Pictures aside, every line of the listing should be given again exactly.

═════ INPUT MATERIAL

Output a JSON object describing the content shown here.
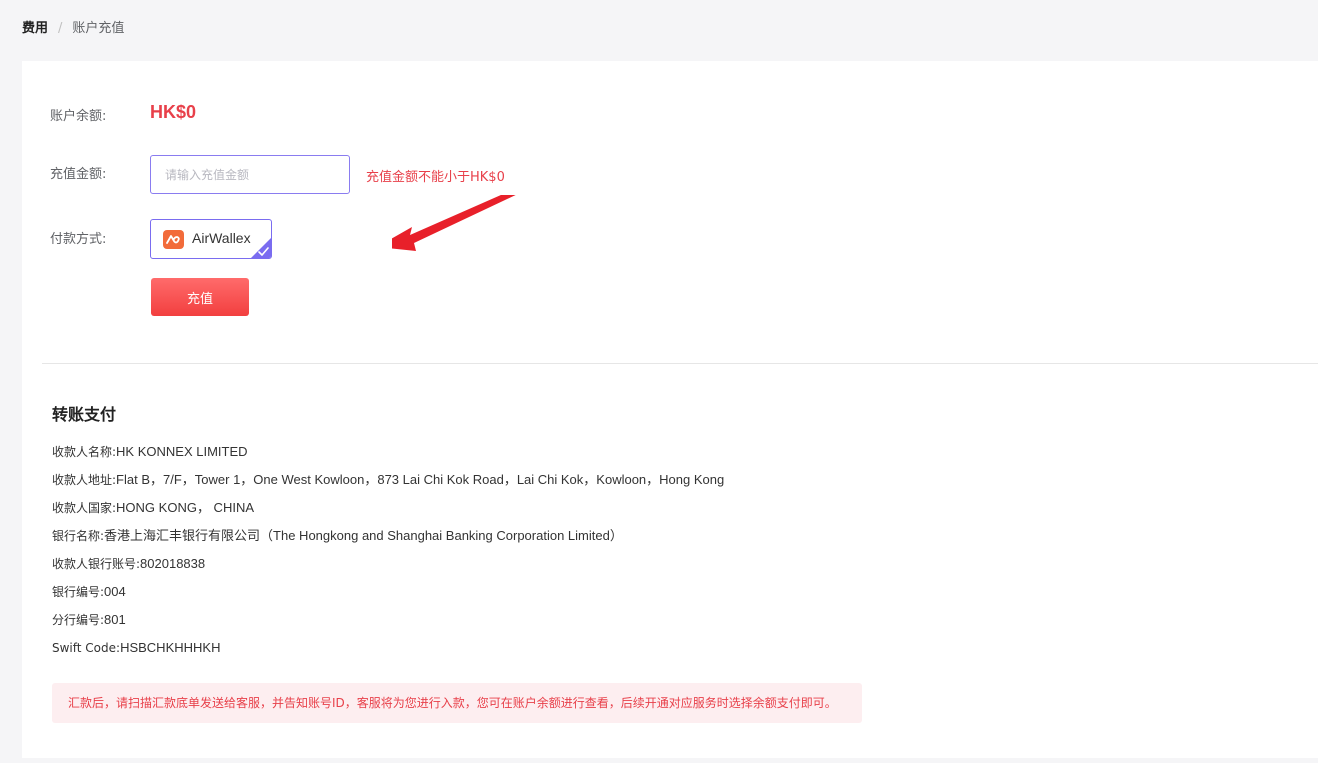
{
  "breadcrumb": {
    "root": "费用",
    "separator": "/",
    "current": "账户充值"
  },
  "balance": {
    "label": "账户余额:",
    "value": "HK$0"
  },
  "amount": {
    "label": "充值金额:",
    "placeholder": "请输入充值金额",
    "value": "",
    "hint": "充值金额不能小于HK$0"
  },
  "payment": {
    "label": "付款方式:",
    "option": "AirWallex",
    "logo_icon": "airwallex-logo",
    "selected": true
  },
  "recharge_button": "充值",
  "transfer": {
    "title": "转账支付",
    "lines": [
      {
        "label": "收款人名称:",
        "value": "HK KONNEX LIMITED"
      },
      {
        "label": "收款人地址:",
        "value": "Flat B，7/F，Tower 1，One West Kowloon，873 Lai Chi Kok Road，Lai Chi Kok，Kowloon，Hong Kong"
      },
      {
        "label": "收款人国家:",
        "value": "HONG KONG， CHINA"
      },
      {
        "label": "银行名称:",
        "value": "香港上海汇丰银行有限公司（The Hongkong and Shanghai Banking Corporation Limited）"
      },
      {
        "label": "收款人银行账号:",
        "value": "802018838"
      },
      {
        "label": "银行编号:",
        "value": "004"
      },
      {
        "label": "分行编号:",
        "value": "801"
      },
      {
        "label": "Swift Code:",
        "value": "HSBCHKHHHKH"
      }
    ],
    "notice": "汇款后，请扫描汇款底单发送给客服，并告知账号ID，客服将为您进行入款，您可在账户余额进行查看，后续开通对应服务时选择余额支付即可。"
  },
  "colors": {
    "accent_red": "#e8404a",
    "accent_purple": "#7a6cf0",
    "brand_orange": "#f26b3a"
  }
}
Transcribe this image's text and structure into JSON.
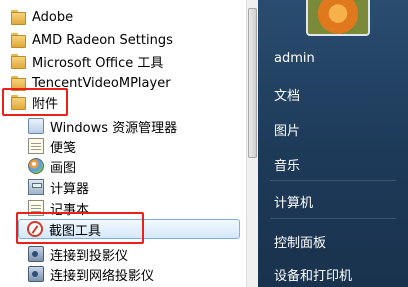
{
  "programs": {
    "folders": [
      {
        "label": "Adobe"
      },
      {
        "label": "AMD Radeon Settings"
      },
      {
        "label": "Microsoft Office 工具"
      },
      {
        "label": "TencentVideoMPlayer"
      },
      {
        "label": "附件"
      }
    ],
    "accessories": [
      {
        "label": "Windows 资源管理器"
      },
      {
        "label": "便笺"
      },
      {
        "label": "画图"
      },
      {
        "label": "计算器"
      },
      {
        "label": "记事本"
      },
      {
        "label": "截图工具"
      },
      {
        "label": "连接到投影仪"
      },
      {
        "label": "连接到网络投影仪"
      }
    ]
  },
  "right_menu": {
    "user": "admin",
    "items": [
      "文档",
      "图片",
      "音乐",
      "计算机",
      "控制面板",
      "设备和打印机"
    ]
  },
  "colors": {
    "highlight_box": "#e8221b",
    "selected_bg": "#d5e8fb",
    "right_pane": "#1e3b5a"
  }
}
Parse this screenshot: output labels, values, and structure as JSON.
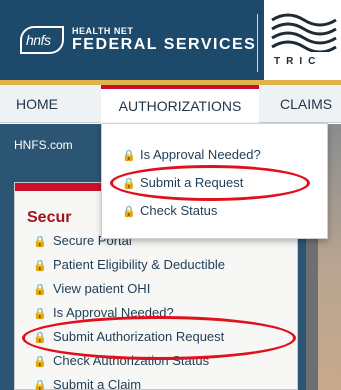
{
  "header": {
    "logo_text": "hnfs",
    "brand_sub": "HEALTH NET",
    "brand_main": "FEDERAL SERVICES",
    "tricare_text": "TRIC"
  },
  "nav": {
    "home": "HOME",
    "authorizations": "AUTHORIZATIONS",
    "claims": "CLAIMS"
  },
  "breadcrumb": "HNFS.com",
  "dropdown": {
    "items": [
      {
        "label": "Is Approval Needed?"
      },
      {
        "label": "Submit a Request"
      },
      {
        "label": "Check Status"
      }
    ]
  },
  "portal": {
    "title": "Secur",
    "items": [
      {
        "label": "Secure Portal"
      },
      {
        "label": "Patient Eligibility & Deductible"
      },
      {
        "label": "View patient OHI"
      },
      {
        "label": "Is Approval Needed?"
      },
      {
        "label": "Submit Authorization Request"
      },
      {
        "label": "Check Authorization Status"
      },
      {
        "label": "Submit a Claim"
      }
    ]
  },
  "colors": {
    "header_bg": "#1d4a6b",
    "accent_red": "#c8102e",
    "gold": "#e2b24b",
    "lock_icon": "#d79b12",
    "annotation": "#e0101c"
  },
  "icons": {
    "lock": "lock-icon"
  }
}
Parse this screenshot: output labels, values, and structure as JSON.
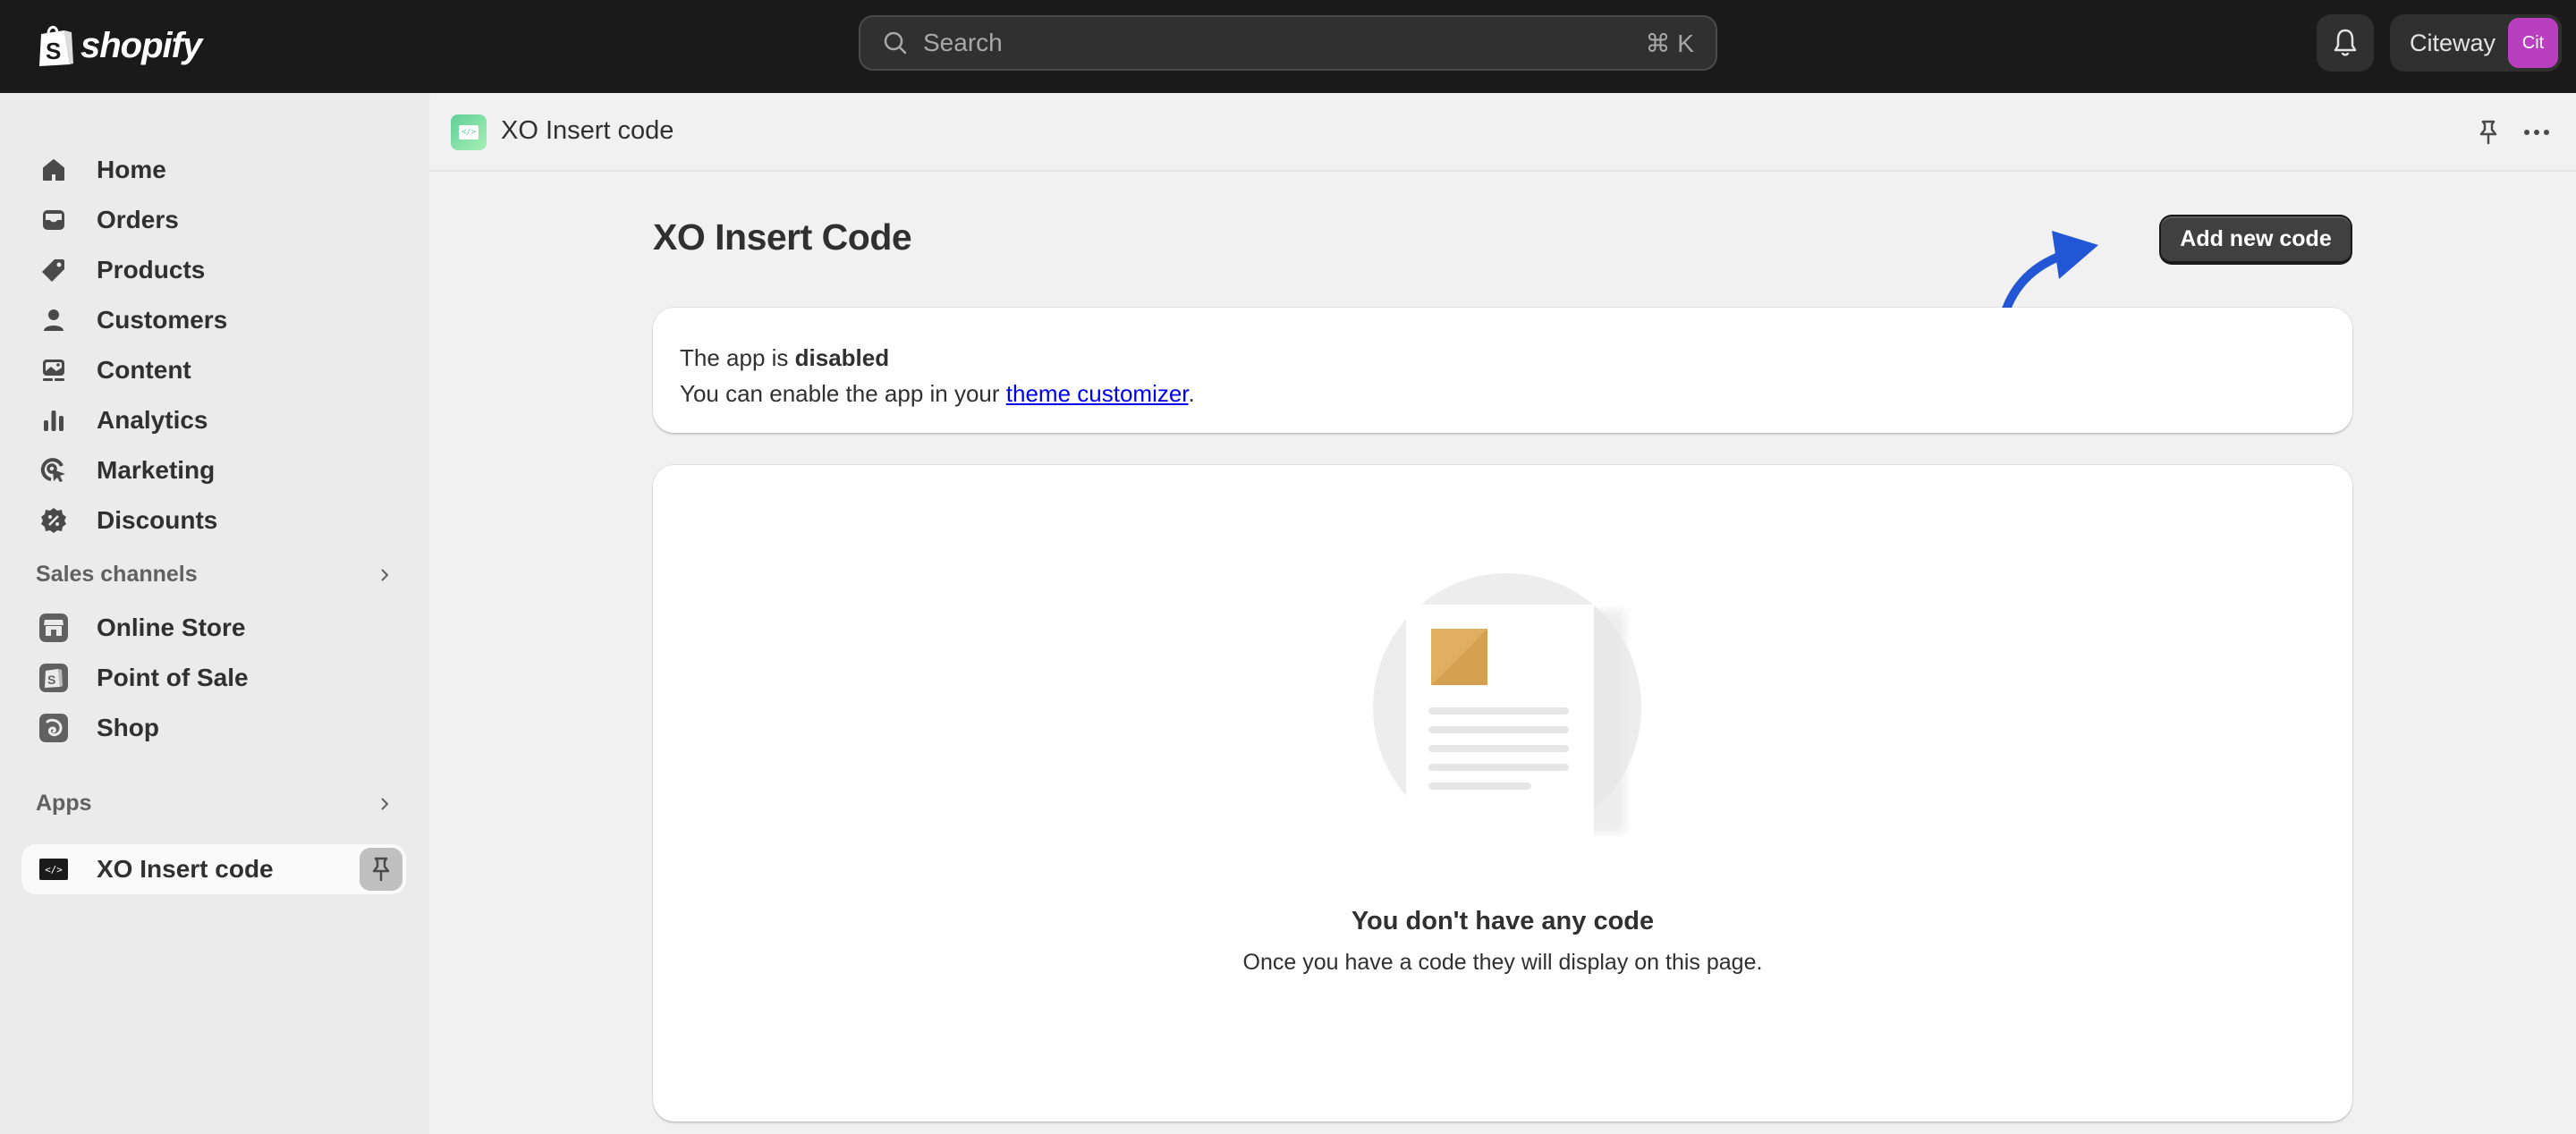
{
  "topbar": {
    "brand": "shopify",
    "search": {
      "placeholder": "Search",
      "shortcut": "⌘ K"
    },
    "account": {
      "name": "Citeway",
      "avatar_initials": "Cit",
      "avatar_color": "#b840c0"
    }
  },
  "sidebar": {
    "items": [
      {
        "label": "Home",
        "icon": "home-icon"
      },
      {
        "label": "Orders",
        "icon": "inbox-icon"
      },
      {
        "label": "Products",
        "icon": "tag-icon"
      },
      {
        "label": "Customers",
        "icon": "person-icon"
      },
      {
        "label": "Content",
        "icon": "image-icon"
      },
      {
        "label": "Analytics",
        "icon": "bar-chart-icon"
      },
      {
        "label": "Marketing",
        "icon": "target-icon"
      },
      {
        "label": "Discounts",
        "icon": "discount-icon"
      }
    ],
    "sales_channels": {
      "title": "Sales channels",
      "items": [
        {
          "label": "Online Store",
          "icon": "store-icon"
        },
        {
          "label": "Point of Sale",
          "icon": "pos-icon"
        },
        {
          "label": "Shop",
          "icon": "shop-icon"
        }
      ]
    },
    "apps": {
      "title": "Apps",
      "items": [
        {
          "label": "XO Insert code",
          "icon": "code-icon",
          "active": true
        }
      ]
    }
  },
  "main": {
    "header_title": "XO Insert code",
    "page_title": "XO Insert Code",
    "add_button": "Add new code",
    "status": {
      "prefix": "The app is ",
      "state": "disabled",
      "line2_prefix": "You can enable the app in your ",
      "link_text": "theme customizer",
      "line2_suffix": "."
    },
    "empty_state": {
      "title": "You don't have any code",
      "description": "Once you have a code they will display on this page."
    },
    "annotation_arrow_color": "#2356d4"
  }
}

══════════

RESULT:
Output a JSON object describing the content shown here.
{
  "breadcrumb": {
    "root": "费用",
    "separator": "/",
    "current": "账户充值"
  },
  "balance": {
    "label": "账户余额:",
    "value": "HK$0"
  },
  "amount": {
    "label": "充值金额:",
    "placeholder": "请输入充值金额",
    "value": "",
    "hint": "充值金额不能小于HK$0"
  },
  "payment": {
    "label": "付款方式:",
    "option": "AirWallex",
    "logo_icon": "airwallex-logo",
    "selected": true
  },
  "recharge_button": "充值",
  "transfer": {
    "title": "转账支付",
    "lines": [
      {
        "label": "收款人名称:",
        "value": "HK KONNEX LIMITED"
      },
      {
        "label": "收款人地址:",
        "value": "Flat B，7/F，Tower 1，One West Kowloon，873 Lai Chi Kok Road，Lai Chi Kok，Kowloon，Hong Kong"
      },
      {
        "label": "收款人国家:",
        "value": "HONG KONG， CHINA"
      },
      {
        "label": "银行名称:",
        "value": "香港上海汇丰银行有限公司（The Hongkong and Shanghai Banking Corporation Limited）"
      },
      {
        "label": "收款人银行账号:",
        "value": "802018838"
      },
      {
        "label": "银行编号:",
        "value": "004"
      },
      {
        "label": "分行编号:",
        "value": "801"
      },
      {
        "label": "Swift Code:",
        "value": "HSBCHKHHHKH"
      }
    ],
    "notice": "汇款后，请扫描汇款底单发送给客服，并告知账号ID，客服将为您进行入款，您可在账户余额进行查看，后续开通对应服务时选择余额支付即可。"
  },
  "colors": {
    "accent_red": "#e8404a",
    "accent_purple": "#7a6cf0",
    "brand_orange": "#f26b3a"
  }
}
Transcribe this image's text and structure into JSON.
{
  "programs": {
    "folders": [
      {
        "label": "Adobe"
      },
      {
        "label": "AMD Radeon Settings"
      },
      {
        "label": "Microsoft Office 工具"
      },
      {
        "label": "TencentVideoMPlayer"
      },
      {
        "label": "附件"
      }
    ],
    "accessories": [
      {
        "label": "Windows 资源管理器"
      },
      {
        "label": "便笺"
      },
      {
        "label": "画图"
      },
      {
        "label": "计算器"
      },
      {
        "label": "记事本"
      },
      {
        "label": "截图工具"
      },
      {
        "label": "连接到投影仪"
      },
      {
        "label": "连接到网络投影仪"
      }
    ]
  },
  "right_menu": {
    "user": "admin",
    "items": [
      "文档",
      "图片",
      "音乐",
      "计算机",
      "控制面板",
      "设备和打印机"
    ]
  },
  "colors": {
    "highlight_box": "#e8221b",
    "selected_bg": "#d5e8fb",
    "right_pane": "#1e3b5a"
  }
}
Parse this screenshot: output labels, values, and structure as JSON.
{
  "header": {
    "logo_text": "hnfs",
    "brand_sub": "HEALTH NET",
    "brand_main": "FEDERAL SERVICES",
    "tricare_text": "TRIC"
  },
  "nav": {
    "home": "HOME",
    "authorizations": "AUTHORIZATIONS",
    "claims": "CLAIMS"
  },
  "breadcrumb": "HNFS.com",
  "dropdown": {
    "items": [
      {
        "label": "Is Approval Needed?"
      },
      {
        "label": "Submit a Request"
      },
      {
        "label": "Check Status"
      }
    ]
  },
  "portal": {
    "title": "Secur",
    "items": [
      {
        "label": "Secure Portal"
      },
      {
        "label": "Patient Eligibility & Deductible"
      },
      {
        "label": "View patient OHI"
      },
      {
        "label": "Is Approval Needed?"
      },
      {
        "label": "Submit Authorization Request"
      },
      {
        "label": "Check Authorization Status"
      },
      {
        "label": "Submit a Claim"
      }
    ]
  },
  "colors": {
    "header_bg": "#1d4a6b",
    "accent_red": "#c8102e",
    "gold": "#e2b24b",
    "lock_icon": "#d79b12",
    "annotation": "#e0101c"
  },
  "icons": {
    "lock": "lock-icon"
  }
}
Parse this screenshot: output labels, values, and structure as JSON.
{
  "topbar": {
    "brand": "shopify",
    "search": {
      "placeholder": "Search",
      "shortcut": "⌘ K"
    },
    "account": {
      "name": "Citeway",
      "avatar_initials": "Cit",
      "avatar_color": "#b840c0"
    }
  },
  "sidebar": {
    "items": [
      {
        "label": "Home",
        "icon": "home-icon"
      },
      {
        "label": "Orders",
        "icon": "inbox-icon"
      },
      {
        "label": "Products",
        "icon": "tag-icon"
      },
      {
        "label": "Customers",
        "icon": "person-icon"
      },
      {
        "label": "Content",
        "icon": "image-icon"
      },
      {
        "label": "Analytics",
        "icon": "bar-chart-icon"
      },
      {
        "label": "Marketing",
        "icon": "target-icon"
      },
      {
        "label": "Discounts",
        "icon": "discount-icon"
      }
    ],
    "sales_channels": {
      "title": "Sales channels",
      "items": [
        {
          "label": "Online Store",
          "icon": "store-icon"
        },
        {
          "label": "Point of Sale",
          "icon": "pos-icon"
        },
        {
          "label": "Shop",
          "icon": "shop-icon"
        }
      ]
    },
    "apps": {
      "title": "Apps",
      "items": [
        {
          "label": "XO Insert code",
          "icon": "code-icon",
          "active": true
        }
      ]
    }
  },
  "main": {
    "header_title": "XO Insert code",
    "page_title": "XO Insert Code",
    "add_button": "Add new code",
    "status": {
      "prefix": "The app is ",
      "state": "disabled",
      "line2_prefix": "You can enable the app in your ",
      "link_text": "theme customizer",
      "line2_suffix": "."
    },
    "empty_state": {
      "title": "You don't have any code",
      "description": "Once you have a code they will display on this page."
    },
    "annotation_arrow_color": "#2356d4"
  }
}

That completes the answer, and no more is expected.